Queanbeyan River - Photo Credit_Brian Yap
Queanbeyan River (Photo credit: Brian Yap - Flickr)
Stop 7: See a geological wonder at Googong
17 min | 13 km
Located just 10km from the Queanbeyan district via Old Cooma Road, the Googong Foreshores is a paradise for lovers of the outdoors. Bird-watching, bushwalking, mountain-bike riding, sailing, fishing and picnicking are popular activities with locals and visitors alike. Be sure to visit the Googong Dam and the London Bridge Arch -- a natural limestone wonder formed thousands of years ago.
Stop 8: Dine and unwind in Canberra
30 min | 38 km

Back on Old Cooma Road, take Southbar Road and Canberra Avenue, for an easy half hour drive to your final destination. After a full day on the road, you'll no doubt want to check into your accommodation, eat and rest  before a new day of exploring. And as evening closes in, there are plenty of great eateries to consider, including the delicious four course menu at fine diner Aubergine in Griffith, while Morks on the foreshore at Kingston offers excellent contemporary Thai.

For those wanting a little bit of history and grandeur weaved into their stay, the beautifully restored Hotel Kurrajong offers old world charm with a contemporary twist, just a short stroll from Parliament. Alternatively, the Medina Serviced Apartments Canberra James Court is located in the heart of the city and has a gym and outdoor pool.

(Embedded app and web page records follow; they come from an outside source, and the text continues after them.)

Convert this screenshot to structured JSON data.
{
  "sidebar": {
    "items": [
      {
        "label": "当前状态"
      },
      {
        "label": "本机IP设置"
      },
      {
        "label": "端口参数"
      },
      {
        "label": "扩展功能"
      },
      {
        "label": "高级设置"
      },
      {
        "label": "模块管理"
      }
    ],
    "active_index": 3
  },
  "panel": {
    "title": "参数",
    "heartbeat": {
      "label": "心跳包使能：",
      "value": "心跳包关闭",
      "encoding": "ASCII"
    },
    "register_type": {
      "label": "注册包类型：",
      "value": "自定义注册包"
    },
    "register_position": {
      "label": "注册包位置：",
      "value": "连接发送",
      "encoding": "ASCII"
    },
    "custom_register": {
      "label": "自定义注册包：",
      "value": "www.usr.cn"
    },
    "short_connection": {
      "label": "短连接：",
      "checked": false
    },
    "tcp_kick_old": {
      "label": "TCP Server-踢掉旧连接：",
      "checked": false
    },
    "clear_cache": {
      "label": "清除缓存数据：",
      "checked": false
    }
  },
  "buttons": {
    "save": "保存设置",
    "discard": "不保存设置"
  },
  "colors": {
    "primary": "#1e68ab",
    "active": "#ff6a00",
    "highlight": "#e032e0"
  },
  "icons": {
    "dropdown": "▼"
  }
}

For affordable comfort ibis Styles Canberra Eaglehawk is the gateway to the ACT region and provides the ideal ‘value for money’ Canberra accommodation solution. Set among 30 acres of landscaped native gardens and bushland, complete with free roaming kangaroos who visit daily, the property provides a spacious and casual resort style atmosphere. While ibis Styles Tall Trees Canberra offers a four star experience in a fresh contemporary setting, elegant accommodation in Canberra. Accommodation includes oversized executive, deluxe and family hotel rooms and stylishly standard rooms in a convenient and quiet location.


If you are a local business or a traveller passing though, we want to hear why road trips are important to you!